Copy each line of the records that contains the word "Wang".

------ Given records

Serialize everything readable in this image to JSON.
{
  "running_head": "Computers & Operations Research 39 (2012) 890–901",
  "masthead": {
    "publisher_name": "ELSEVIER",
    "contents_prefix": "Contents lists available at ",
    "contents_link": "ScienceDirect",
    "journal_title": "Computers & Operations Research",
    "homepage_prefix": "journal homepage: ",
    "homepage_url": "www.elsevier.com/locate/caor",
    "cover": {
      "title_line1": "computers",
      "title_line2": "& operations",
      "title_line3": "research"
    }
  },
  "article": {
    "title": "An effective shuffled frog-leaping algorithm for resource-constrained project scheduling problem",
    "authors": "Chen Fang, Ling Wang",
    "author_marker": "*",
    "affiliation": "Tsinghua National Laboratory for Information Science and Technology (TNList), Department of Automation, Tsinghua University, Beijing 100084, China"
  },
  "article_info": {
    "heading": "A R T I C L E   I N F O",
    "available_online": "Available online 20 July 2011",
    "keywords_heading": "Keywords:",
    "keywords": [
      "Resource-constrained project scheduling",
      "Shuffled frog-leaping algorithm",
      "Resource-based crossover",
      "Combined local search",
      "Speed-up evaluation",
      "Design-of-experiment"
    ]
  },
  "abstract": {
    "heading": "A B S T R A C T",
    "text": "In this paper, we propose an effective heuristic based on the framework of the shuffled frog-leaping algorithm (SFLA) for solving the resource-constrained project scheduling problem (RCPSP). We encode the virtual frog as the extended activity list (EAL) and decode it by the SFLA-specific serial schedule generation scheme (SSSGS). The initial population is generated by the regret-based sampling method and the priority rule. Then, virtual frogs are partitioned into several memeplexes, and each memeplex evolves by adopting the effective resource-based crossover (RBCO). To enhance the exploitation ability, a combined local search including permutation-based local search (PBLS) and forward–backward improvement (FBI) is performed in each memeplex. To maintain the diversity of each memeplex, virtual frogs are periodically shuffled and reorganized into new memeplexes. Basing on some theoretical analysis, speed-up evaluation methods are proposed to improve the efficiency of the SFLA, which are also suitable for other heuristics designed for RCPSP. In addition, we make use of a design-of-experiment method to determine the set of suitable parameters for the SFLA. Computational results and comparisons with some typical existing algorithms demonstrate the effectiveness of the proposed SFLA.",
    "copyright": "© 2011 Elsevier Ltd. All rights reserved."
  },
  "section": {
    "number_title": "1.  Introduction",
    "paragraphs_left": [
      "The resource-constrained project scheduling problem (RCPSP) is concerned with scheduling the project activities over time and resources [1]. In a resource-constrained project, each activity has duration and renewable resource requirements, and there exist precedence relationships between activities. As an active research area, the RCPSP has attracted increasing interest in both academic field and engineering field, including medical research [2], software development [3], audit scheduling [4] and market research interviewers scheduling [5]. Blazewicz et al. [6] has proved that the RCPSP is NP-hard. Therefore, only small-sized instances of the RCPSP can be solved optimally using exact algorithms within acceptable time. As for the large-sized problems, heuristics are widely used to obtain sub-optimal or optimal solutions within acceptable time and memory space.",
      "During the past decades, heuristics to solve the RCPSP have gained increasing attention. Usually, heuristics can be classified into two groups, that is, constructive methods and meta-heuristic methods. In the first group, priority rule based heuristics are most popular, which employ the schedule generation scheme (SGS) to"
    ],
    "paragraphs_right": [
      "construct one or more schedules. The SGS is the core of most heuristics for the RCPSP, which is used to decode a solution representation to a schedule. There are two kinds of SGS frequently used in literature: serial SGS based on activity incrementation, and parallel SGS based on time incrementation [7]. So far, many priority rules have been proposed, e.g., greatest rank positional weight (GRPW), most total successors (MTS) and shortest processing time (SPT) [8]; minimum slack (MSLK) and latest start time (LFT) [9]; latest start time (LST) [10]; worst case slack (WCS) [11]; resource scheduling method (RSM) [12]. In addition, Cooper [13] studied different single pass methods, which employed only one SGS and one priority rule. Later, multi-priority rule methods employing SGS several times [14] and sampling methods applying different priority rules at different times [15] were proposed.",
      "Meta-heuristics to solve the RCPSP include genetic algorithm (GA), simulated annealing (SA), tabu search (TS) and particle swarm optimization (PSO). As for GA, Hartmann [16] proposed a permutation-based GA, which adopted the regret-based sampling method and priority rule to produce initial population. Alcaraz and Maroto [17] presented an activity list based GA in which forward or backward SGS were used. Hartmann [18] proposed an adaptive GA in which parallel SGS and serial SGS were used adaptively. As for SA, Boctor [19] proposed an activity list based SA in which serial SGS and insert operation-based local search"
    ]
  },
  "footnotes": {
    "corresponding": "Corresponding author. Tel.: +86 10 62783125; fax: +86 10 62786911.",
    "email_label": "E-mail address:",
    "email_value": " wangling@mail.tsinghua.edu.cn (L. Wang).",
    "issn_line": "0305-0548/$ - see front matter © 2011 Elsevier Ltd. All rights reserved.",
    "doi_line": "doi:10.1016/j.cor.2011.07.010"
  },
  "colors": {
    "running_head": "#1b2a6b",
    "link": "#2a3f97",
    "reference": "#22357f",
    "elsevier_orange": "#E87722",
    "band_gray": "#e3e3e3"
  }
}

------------

* Exercise answer:
    "authors": "Chen Fang, Ling Wang",
    "email_value": " wangling@mail.tsinghua.edu.cn (L. Wang).",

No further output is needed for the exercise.